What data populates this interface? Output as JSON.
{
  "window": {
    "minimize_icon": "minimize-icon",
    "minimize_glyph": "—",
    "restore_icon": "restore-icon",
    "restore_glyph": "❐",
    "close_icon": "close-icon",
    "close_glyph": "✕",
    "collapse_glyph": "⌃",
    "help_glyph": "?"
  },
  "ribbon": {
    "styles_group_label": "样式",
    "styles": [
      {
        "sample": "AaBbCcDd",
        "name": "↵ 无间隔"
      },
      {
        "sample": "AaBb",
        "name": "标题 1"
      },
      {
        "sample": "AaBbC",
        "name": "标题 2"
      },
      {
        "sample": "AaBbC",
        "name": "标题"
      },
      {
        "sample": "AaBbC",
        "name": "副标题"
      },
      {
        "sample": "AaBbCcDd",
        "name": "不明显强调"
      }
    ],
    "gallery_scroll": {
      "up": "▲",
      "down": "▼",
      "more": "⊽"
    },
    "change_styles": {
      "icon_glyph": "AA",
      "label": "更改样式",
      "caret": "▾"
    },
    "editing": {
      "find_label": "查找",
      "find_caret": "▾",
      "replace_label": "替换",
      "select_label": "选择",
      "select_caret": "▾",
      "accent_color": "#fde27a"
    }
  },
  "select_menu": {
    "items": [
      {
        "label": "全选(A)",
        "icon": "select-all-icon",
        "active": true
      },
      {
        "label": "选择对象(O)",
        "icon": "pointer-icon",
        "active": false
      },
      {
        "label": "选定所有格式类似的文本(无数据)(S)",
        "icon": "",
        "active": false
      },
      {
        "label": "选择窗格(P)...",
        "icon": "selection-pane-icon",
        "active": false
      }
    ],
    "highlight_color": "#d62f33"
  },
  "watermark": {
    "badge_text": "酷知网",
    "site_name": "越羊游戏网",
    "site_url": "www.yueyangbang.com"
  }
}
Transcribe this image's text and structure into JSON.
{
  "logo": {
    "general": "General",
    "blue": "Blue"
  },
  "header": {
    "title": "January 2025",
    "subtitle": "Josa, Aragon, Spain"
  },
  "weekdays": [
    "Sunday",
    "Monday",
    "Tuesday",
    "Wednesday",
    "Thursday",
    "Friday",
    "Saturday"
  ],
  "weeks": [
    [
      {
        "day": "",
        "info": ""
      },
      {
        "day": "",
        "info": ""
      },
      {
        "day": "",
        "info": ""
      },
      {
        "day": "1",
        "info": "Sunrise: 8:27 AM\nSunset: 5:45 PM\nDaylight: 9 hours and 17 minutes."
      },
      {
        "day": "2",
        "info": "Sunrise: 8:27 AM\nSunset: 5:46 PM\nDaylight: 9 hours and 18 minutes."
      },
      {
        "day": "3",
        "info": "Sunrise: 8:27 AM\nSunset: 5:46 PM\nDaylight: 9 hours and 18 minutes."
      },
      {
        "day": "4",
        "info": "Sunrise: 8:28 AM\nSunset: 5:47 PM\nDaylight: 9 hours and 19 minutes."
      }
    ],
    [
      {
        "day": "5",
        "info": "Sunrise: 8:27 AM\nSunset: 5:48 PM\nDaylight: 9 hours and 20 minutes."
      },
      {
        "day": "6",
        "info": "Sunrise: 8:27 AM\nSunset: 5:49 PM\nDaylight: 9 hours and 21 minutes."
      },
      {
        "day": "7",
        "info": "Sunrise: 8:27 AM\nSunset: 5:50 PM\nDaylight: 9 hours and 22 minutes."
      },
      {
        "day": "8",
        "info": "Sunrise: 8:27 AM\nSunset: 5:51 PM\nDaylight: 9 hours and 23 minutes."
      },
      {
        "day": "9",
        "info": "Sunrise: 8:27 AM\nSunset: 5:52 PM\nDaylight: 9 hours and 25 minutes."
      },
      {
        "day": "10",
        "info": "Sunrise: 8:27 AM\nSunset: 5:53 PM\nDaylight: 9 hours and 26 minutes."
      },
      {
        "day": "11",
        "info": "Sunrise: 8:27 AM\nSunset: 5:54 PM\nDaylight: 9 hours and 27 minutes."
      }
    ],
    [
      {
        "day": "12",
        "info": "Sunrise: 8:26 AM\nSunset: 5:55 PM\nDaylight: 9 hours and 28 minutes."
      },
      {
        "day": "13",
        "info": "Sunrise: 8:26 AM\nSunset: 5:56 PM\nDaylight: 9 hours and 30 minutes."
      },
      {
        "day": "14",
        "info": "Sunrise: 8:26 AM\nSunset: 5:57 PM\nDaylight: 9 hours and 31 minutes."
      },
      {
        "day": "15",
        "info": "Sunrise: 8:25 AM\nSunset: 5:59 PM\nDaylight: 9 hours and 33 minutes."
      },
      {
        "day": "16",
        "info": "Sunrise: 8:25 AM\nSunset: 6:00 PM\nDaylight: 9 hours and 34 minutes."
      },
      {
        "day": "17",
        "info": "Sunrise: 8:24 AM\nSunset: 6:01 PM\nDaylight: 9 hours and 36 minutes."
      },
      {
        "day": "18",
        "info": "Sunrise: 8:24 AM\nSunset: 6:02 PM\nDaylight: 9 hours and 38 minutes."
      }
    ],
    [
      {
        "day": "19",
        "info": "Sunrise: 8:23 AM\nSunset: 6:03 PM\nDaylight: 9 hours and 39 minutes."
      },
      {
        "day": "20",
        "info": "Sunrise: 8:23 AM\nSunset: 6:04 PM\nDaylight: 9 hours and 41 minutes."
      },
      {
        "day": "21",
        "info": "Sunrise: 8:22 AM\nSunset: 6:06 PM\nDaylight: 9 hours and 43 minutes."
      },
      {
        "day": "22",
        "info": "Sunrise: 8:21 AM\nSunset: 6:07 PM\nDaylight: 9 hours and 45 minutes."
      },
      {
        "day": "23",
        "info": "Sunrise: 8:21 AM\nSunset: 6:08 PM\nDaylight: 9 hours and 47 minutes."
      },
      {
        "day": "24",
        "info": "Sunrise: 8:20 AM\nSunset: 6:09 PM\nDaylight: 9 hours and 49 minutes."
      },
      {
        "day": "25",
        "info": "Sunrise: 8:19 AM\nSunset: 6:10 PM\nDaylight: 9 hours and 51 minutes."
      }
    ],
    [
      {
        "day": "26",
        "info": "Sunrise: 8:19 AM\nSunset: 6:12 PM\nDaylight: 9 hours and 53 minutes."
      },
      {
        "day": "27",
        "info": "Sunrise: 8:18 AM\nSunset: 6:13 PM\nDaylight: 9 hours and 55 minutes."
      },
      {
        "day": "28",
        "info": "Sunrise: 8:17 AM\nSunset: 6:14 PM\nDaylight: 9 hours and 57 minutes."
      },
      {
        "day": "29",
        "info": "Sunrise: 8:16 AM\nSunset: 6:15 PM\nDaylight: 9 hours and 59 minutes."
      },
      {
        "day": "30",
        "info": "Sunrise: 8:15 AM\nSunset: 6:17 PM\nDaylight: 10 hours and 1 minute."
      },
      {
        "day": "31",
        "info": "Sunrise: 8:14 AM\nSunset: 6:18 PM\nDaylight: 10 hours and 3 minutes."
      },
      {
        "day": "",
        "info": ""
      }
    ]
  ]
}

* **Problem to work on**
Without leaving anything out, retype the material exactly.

* **Answer section**
What data populates this interface? Output as JSON.
{
  "window": {
    "minimize_icon": "minimize-icon",
    "minimize_glyph": "—",
    "restore_icon": "restore-icon",
    "restore_glyph": "❐",
    "close_icon": "close-icon",
    "close_glyph": "✕",
    "collapse_glyph": "⌃",
    "help_glyph": "?"
  },
  "ribbon": {
    "styles_group_label": "样式",
    "styles": [
      {
        "sample": "AaBbCcDd",
        "name": "↵ 无间隔"
      },
      {
        "sample": "AaBb",
        "name": "标题 1"
      },
      {
        "sample": "AaBbC",
        "name": "标题 2"
      },
      {
        "sample": "AaBbC",
        "name": "标题"
      },
      {
        "sample": "AaBbC",
        "name": "副标题"
      },
      {
        "sample": "AaBbCcDd",
        "name": "不明显强调"
      }
    ],
    "gallery_scroll": {
      "up": "▲",
      "down": "▼",
      "more": "⊽"
    },
    "change_styles": {
      "icon_glyph": "AA",
      "label": "更改样式",
      "caret": "▾"
    },
    "editing": {
      "find_label": "查找",
      "find_caret": "▾",
      "replace_label": "替换",
      "select_label": "选择",
      "select_caret": "▾",
      "accent_color": "#fde27a"
    }
  },
  "select_menu": {
    "items": [
      {
        "label": "全选(A)",
        "icon": "select-all-icon",
        "active": true
      },
      {
        "label": "选择对象(O)",
        "icon": "pointer-icon",
        "active": false
      },
      {
        "label": "选定所有格式类似的文本(无数据)(S)",
        "icon": "",
        "active": false
      },
      {
        "label": "选择窗格(P)...",
        "icon": "selection-pane-icon",
        "active": false
      }
    ],
    "highlight_color": "#d62f33"
  },
  "watermark": {
    "badge_text": "酷知网",
    "site_name": "越羊游戏网",
    "site_url": "www.yueyangbang.com"
  }
}
Transcribe this image's text and structure into JSON.
{
  "logo": {
    "general": "General",
    "blue": "Blue"
  },
  "header": {
    "title": "January 2025",
    "subtitle": "Josa, Aragon, Spain"
  },
  "weekdays": [
    "Sunday",
    "Monday",
    "Tuesday",
    "Wednesday",
    "Thursday",
    "Friday",
    "Saturday"
  ],
  "weeks": [
    [
      {
        "day": "",
        "info": ""
      },
      {
        "day": "",
        "info": ""
      },
      {
        "day": "",
        "info": ""
      },
      {
        "day": "1",
        "info": "Sunrise: 8:27 AM\nSunset: 5:45 PM\nDaylight: 9 hours and 17 minutes."
      },
      {
        "day": "2",
        "info": "Sunrise: 8:27 AM\nSunset: 5:46 PM\nDaylight: 9 hours and 18 minutes."
      },
      {
        "day": "3",
        "info": "Sunrise: 8:27 AM\nSunset: 5:46 PM\nDaylight: 9 hours and 18 minutes."
      },
      {
        "day": "4",
        "info": "Sunrise: 8:28 AM\nSunset: 5:47 PM\nDaylight: 9 hours and 19 minutes."
      }
    ],
    [
      {
        "day": "5",
        "info": "Sunrise: 8:27 AM\nSunset: 5:48 PM\nDaylight: 9 hours and 20 minutes."
      },
      {
        "day": "6",
        "info": "Sunrise: 8:27 AM\nSunset: 5:49 PM\nDaylight: 9 hours and 21 minutes."
      },
      {
        "day": "7",
        "info": "Sunrise: 8:27 AM\nSunset: 5:50 PM\nDaylight: 9 hours and 22 minutes."
      },
      {
        "day": "8",
        "info": "Sunrise: 8:27 AM\nSunset: 5:51 PM\nDaylight: 9 hours and 23 minutes."
      },
      {
        "day": "9",
        "info": "Sunrise: 8:27 AM\nSunset: 5:52 PM\nDaylight: 9 hours and 25 minutes."
      },
      {
        "day": "10",
        "info": "Sunrise: 8:27 AM\nSunset: 5:53 PM\nDaylight: 9 hours and 26 minutes."
      },
      {
        "day": "11",
        "info": "Sunrise: 8:27 AM\nSunset: 5:54 PM\nDaylight: 9 hours and 27 minutes."
      }
    ],
    [
      {
        "day": "12",
        "info": "Sunrise: 8:26 AM\nSunset: 5:55 PM\nDaylight: 9 hours and 28 minutes."
      },
      {
        "day": "13",
        "info": "Sunrise: 8:26 AM\nSunset: 5:56 PM\nDaylight: 9 hours and 30 minutes."
      },
      {
        "day": "14",
        "info": "Sunrise: 8:26 AM\nSunset: 5:57 PM\nDaylight: 9 hours and 31 minutes."
      },
      {
        "day": "15",
        "info": "Sunrise: 8:25 AM\nSunset: 5:59 PM\nDaylight: 9 hours and 33 minutes."
      },
      {
        "day": "16",
        "info": "Sunrise: 8:25 AM\nSunset: 6:00 PM\nDaylight: 9 hours and 34 minutes."
      },
      {
        "day": "17",
        "info": "Sunrise: 8:24 AM\nSunset: 6:01 PM\nDaylight: 9 hours and 36 minutes."
      },
      {
        "day": "18",
        "info": "Sunrise: 8:24 AM\nSunset: 6:02 PM\nDaylight: 9 hours and 38 minutes."
      }
    ],
    [
      {
        "day": "19",
        "info": "Sunrise: 8:23 AM\nSunset: 6:03 PM\nDaylight: 9 hours and 39 minutes."
      },
      {
        "day": "20",
        "info": "Sunrise: 8:23 AM\nSunset: 6:04 PM\nDaylight: 9 hours and 41 minutes."
      },
      {
        "day": "21",
        "info": "Sunrise: 8:22 AM\nSunset: 6:06 PM\nDaylight: 9 hours and 43 minutes."
      },
      {
        "day": "22",
        "info": "Sunrise: 8:21 AM\nSunset: 6:07 PM\nDaylight: 9 hours and 45 minutes."
      },
      {
        "day": "23",
        "info": "Sunrise: 8:21 AM\nSunset: 6:08 PM\nDaylight: 9 hours and 47 minutes."
      },
      {
        "day": "24",
        "info": "Sunrise: 8:20 AM\nSunset: 6:09 PM\nDaylight: 9 hours and 49 minutes."
      },
      {
        "day": "25",
        "info": "Sunrise: 8:19 AM\nSunset: 6:10 PM\nDaylight: 9 hours and 51 minutes."
      }
    ],
    [
      {
        "day": "26",
        "info": "Sunrise: 8:19 AM\nSunset: 6:12 PM\nDaylight: 9 hours and 53 minutes."
      },
      {
        "day": "27",
        "info": "Sunrise: 8:18 AM\nSunset: 6:13 PM\nDaylight: 9 hours and 55 minutes."
      },
      {
        "day": "28",
        "info": "Sunrise: 8:17 AM\nSunset: 6:14 PM\nDaylight: 9 hours and 57 minutes."
      },
      {
        "day": "29",
        "info": "Sunrise: 8:16 AM\nSunset: 6:15 PM\nDaylight: 9 hours and 59 minutes."
      },
      {
        "day": "30",
        "info": "Sunrise: 8:15 AM\nSunset: 6:17 PM\nDaylight: 10 hours and 1 minute."
      },
      {
        "day": "31",
        "info": "Sunrise: 8:14 AM\nSunset: 6:18 PM\nDaylight: 10 hours and 3 minutes."
      },
      {
        "day": "",
        "info": ""
      }
    ]
  ]
}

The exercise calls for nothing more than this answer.